She, too, relies on other nurses for support, citing the National Association of Catholic Nurses and the Catholic Medical Association as outstanding resources for Catholic health care providers, as did Zelno. Arvonio said that she has been able to connect with other Catholic nurses through Zoom meetings “not to have a pity party, but to share ideas and show compassion, to share prayer and even music so that we can lift each other up. Sometimes we need to turn off the TV and give praise to God, as an offering and a sacrifice.”

The Sacraments as Source of Comfort

Both Arvonio and Zelno emphasized the vital role of the sacraments in giving the strength and grace needed for difficult times. Zelno pointed out that without the support of his wife, Kamrinne, he could not have taken one step in the fight against COVID-19. He credits the grace flowing from the sacrament of matrimony for the peace they have experienced while Zelno cares for those who have tested positive, and he sees his work as something the two have committed to together.

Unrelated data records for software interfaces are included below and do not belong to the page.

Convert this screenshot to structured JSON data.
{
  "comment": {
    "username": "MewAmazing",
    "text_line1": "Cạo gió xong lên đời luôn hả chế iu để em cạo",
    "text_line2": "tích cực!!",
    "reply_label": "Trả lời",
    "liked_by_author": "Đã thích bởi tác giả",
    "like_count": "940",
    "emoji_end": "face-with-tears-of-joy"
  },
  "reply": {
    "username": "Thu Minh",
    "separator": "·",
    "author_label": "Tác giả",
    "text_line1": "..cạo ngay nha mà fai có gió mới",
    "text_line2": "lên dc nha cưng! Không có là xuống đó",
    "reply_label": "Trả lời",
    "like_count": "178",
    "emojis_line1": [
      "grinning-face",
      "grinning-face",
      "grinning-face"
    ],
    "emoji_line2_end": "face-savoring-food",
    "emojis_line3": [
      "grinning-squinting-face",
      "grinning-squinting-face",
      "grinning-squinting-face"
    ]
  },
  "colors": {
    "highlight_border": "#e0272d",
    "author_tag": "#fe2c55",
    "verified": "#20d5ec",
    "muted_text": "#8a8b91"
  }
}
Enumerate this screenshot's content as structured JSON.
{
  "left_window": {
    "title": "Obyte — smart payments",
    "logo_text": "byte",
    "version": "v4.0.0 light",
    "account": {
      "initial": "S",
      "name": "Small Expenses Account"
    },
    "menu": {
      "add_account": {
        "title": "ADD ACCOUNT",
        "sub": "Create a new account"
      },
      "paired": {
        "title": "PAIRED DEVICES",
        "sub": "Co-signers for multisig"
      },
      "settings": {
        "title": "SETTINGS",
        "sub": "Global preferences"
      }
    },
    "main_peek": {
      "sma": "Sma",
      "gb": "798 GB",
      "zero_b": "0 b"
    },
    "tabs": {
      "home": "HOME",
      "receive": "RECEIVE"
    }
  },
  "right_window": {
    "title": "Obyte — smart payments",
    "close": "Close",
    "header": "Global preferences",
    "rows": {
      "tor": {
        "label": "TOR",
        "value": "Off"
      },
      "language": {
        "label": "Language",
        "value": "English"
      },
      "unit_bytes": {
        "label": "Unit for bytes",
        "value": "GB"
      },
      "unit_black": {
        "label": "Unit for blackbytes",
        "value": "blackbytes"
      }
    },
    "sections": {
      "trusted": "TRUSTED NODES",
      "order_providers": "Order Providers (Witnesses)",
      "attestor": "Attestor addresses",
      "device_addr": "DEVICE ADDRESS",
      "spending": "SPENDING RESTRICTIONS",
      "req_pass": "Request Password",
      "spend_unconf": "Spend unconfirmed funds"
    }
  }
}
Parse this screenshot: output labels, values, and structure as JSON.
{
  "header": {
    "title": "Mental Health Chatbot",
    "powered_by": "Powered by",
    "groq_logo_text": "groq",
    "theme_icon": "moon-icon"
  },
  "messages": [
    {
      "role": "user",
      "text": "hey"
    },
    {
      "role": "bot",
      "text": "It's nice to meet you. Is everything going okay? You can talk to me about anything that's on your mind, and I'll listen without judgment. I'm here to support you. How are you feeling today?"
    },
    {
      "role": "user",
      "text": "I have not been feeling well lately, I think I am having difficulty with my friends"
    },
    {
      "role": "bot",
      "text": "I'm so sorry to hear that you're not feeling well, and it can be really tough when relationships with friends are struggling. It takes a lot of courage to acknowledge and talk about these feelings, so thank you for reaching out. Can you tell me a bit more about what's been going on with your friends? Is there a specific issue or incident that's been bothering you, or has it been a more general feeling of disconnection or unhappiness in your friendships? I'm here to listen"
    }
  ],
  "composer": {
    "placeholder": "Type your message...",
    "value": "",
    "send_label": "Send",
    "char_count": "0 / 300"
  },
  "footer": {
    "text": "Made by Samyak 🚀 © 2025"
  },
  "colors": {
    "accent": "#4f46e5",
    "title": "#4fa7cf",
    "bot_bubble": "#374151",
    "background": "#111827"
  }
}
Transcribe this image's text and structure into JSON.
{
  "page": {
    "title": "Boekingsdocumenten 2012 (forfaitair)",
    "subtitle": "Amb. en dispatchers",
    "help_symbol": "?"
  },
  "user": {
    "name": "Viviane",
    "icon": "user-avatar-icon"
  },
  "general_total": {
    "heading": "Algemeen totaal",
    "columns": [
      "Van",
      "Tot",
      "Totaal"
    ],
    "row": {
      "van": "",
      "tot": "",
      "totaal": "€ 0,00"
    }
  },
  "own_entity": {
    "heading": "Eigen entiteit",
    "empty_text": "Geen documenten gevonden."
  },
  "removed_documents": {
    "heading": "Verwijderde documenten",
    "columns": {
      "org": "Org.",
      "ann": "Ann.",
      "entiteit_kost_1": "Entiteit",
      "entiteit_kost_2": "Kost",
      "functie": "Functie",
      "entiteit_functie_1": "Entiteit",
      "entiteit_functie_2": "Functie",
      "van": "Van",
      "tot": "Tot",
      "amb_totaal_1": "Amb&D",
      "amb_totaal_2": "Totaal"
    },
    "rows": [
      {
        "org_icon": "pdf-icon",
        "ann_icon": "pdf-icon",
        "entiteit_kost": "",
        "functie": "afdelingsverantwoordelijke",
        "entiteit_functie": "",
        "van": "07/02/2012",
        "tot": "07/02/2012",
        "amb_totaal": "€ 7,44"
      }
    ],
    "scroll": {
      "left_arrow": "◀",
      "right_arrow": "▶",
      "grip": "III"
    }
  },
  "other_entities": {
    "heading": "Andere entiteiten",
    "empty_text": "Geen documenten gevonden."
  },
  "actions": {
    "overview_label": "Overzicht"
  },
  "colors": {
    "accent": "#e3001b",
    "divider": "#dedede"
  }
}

Each day Arvonio has watched Mass and prayed the rosary with two of her friends. The words of Psalm 91 have been frequently on her mind. Arvonio says that in her experience the pandemic constituted a test of faith for many. “Do you really believe? If I trust, my actions will show it. I will be calm. I will be at peace — the peace that comes from Christ. I can’t do this, but through Christ I can do all things. Through the two hearts — Christ and Our Lady — we stand strong and show our faith.”

Zelno echoes the need for health care providers to witness to the faith through “joy, dedication, and strength” during this crisis. Sometimes, he says, “you need to step away from the work for a moment and just talk with your coworkers. Don’t be ashamed of sharing your cross with others,” noting that “being open about your faith is different than being pushy. Although the workplace seems very secular, when you let your faith come out naturally, people see that. And,” he adds, “they will want to know where your strength comes from,” referencing St. Peter’s words, “Always be prepared to make a defense to anyone who calls you to account for the hope that is in you, yet do it with gentleness and reverence” (1 Peter 3:15).